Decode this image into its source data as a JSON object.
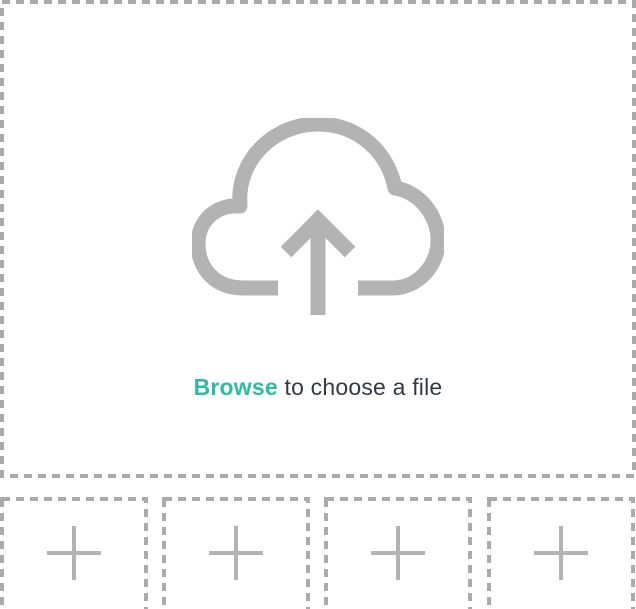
{
  "dropzone": {
    "browse_label": "Browse",
    "instruction": " to choose a file",
    "icon": "cloud-upload-icon"
  },
  "thumbnails": [
    {
      "icon": "plus-icon"
    },
    {
      "icon": "plus-icon"
    },
    {
      "icon": "plus-icon"
    },
    {
      "icon": "plus-icon"
    }
  ],
  "colors": {
    "accent": "#2dbba4",
    "text": "#333a44",
    "border": "#aaaaaa",
    "icon": "#b3b3b3"
  }
}
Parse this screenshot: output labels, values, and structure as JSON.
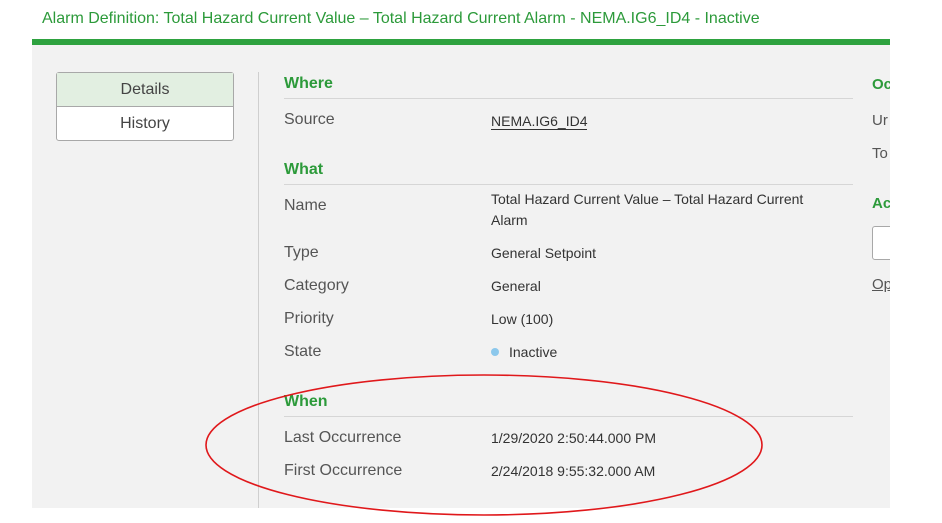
{
  "header": {
    "title": "Alarm Definition: Total Hazard Current Value – Total Hazard Current Alarm - NEMA.IG6_ID4 - Inactive"
  },
  "tabs": [
    {
      "label": "Details",
      "active": true
    },
    {
      "label": "History",
      "active": false
    }
  ],
  "where": {
    "heading": "Where",
    "source_label": "Source",
    "source_value": "NEMA.IG6_ID4"
  },
  "what": {
    "heading": "What",
    "name_label": "Name",
    "name_value_line1": "Total Hazard Current Value – Total Hazard Current",
    "name_value_line2": "Alarm",
    "type_label": "Type",
    "type_value": "General Setpoint",
    "category_label": "Category",
    "category_value": "General",
    "priority_label": "Priority",
    "priority_value": "Low (100)",
    "state_label": "State",
    "state_value": "Inactive"
  },
  "when": {
    "heading": "When",
    "last_label": "Last Occurrence",
    "last_value": "1/29/2020 2:50:44.000 PM",
    "first_label": "First Occurrence",
    "first_value": "2/24/2018 9:55:32.000 AM"
  },
  "right_column": {
    "heading1": "Oc",
    "row1": "Ur",
    "row2": "To",
    "heading2": "Ac",
    "link": "Op"
  },
  "colors": {
    "accent": "#2ea23f",
    "state_dot": "#8cc8ec",
    "annotation": "#e0181b"
  }
}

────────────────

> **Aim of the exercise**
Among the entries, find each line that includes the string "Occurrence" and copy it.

> **Output of the task**
    "last_label": "Last Occurrence",
    "first_label": "First Occurrence",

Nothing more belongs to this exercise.